• **TASK INSTRUCTIONS**
Word for word, restate each of the entries below, and drop every picture.
== EXTRACTED RECORDS ==
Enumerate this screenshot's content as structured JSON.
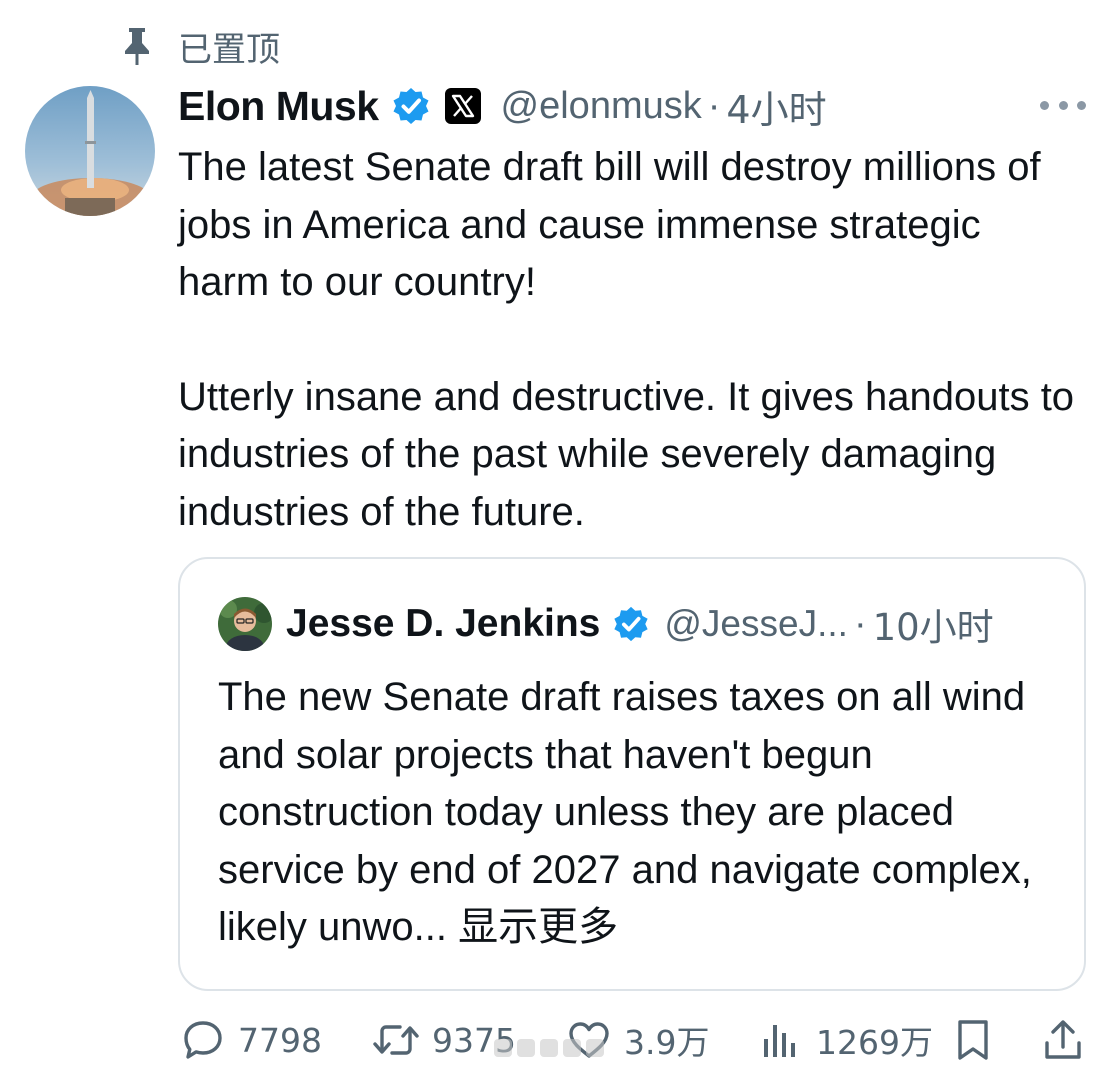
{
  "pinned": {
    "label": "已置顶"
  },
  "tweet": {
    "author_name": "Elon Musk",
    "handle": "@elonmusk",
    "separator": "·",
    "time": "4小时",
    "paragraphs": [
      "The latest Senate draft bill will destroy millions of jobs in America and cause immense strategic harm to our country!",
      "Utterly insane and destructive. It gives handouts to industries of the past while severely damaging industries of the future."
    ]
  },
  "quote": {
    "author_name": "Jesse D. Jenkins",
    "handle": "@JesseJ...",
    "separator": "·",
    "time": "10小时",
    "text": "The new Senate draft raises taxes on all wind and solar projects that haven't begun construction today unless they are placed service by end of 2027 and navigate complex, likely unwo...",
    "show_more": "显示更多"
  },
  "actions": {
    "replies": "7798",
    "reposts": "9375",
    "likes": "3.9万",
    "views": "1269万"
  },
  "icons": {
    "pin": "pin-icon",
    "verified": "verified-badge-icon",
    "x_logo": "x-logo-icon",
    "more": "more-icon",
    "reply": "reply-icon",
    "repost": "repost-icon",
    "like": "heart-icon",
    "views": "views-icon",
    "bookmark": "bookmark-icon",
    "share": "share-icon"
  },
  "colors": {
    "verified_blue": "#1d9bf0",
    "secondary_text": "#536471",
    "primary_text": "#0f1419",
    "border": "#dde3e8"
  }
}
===
• **RESPONSE BELOW**
Enumerate this screenshot's content as structured JSON.
{
  "pinned": {
    "label": "已置顶"
  },
  "tweet": {
    "author_name": "Elon Musk",
    "handle": "@elonmusk",
    "separator": "·",
    "time": "4小时",
    "paragraphs": [
      "The latest Senate draft bill will destroy millions of jobs in America and cause immense strategic harm to our country!",
      "Utterly insane and destructive. It gives handouts to industries of the past while severely damaging industries of the future."
    ]
  },
  "quote": {
    "author_name": "Jesse D. Jenkins",
    "handle": "@JesseJ...",
    "separator": "·",
    "time": "10小时",
    "text": "The new Senate draft raises taxes on all wind and solar projects that haven't begun construction today unless they are placed service by end of 2027 and navigate complex, likely unwo...",
    "show_more": "显示更多"
  },
  "actions": {
    "replies": "7798",
    "reposts": "9375",
    "likes": "3.9万",
    "views": "1269万"
  },
  "icons": {
    "pin": "pin-icon",
    "verified": "verified-badge-icon",
    "x_logo": "x-logo-icon",
    "more": "more-icon",
    "reply": "reply-icon",
    "repost": "repost-icon",
    "like": "heart-icon",
    "views": "views-icon",
    "bookmark": "bookmark-icon",
    "share": "share-icon"
  },
  "colors": {
    "verified_blue": "#1d9bf0",
    "secondary_text": "#536471",
    "primary_text": "#0f1419",
    "border": "#dde3e8"
  }
}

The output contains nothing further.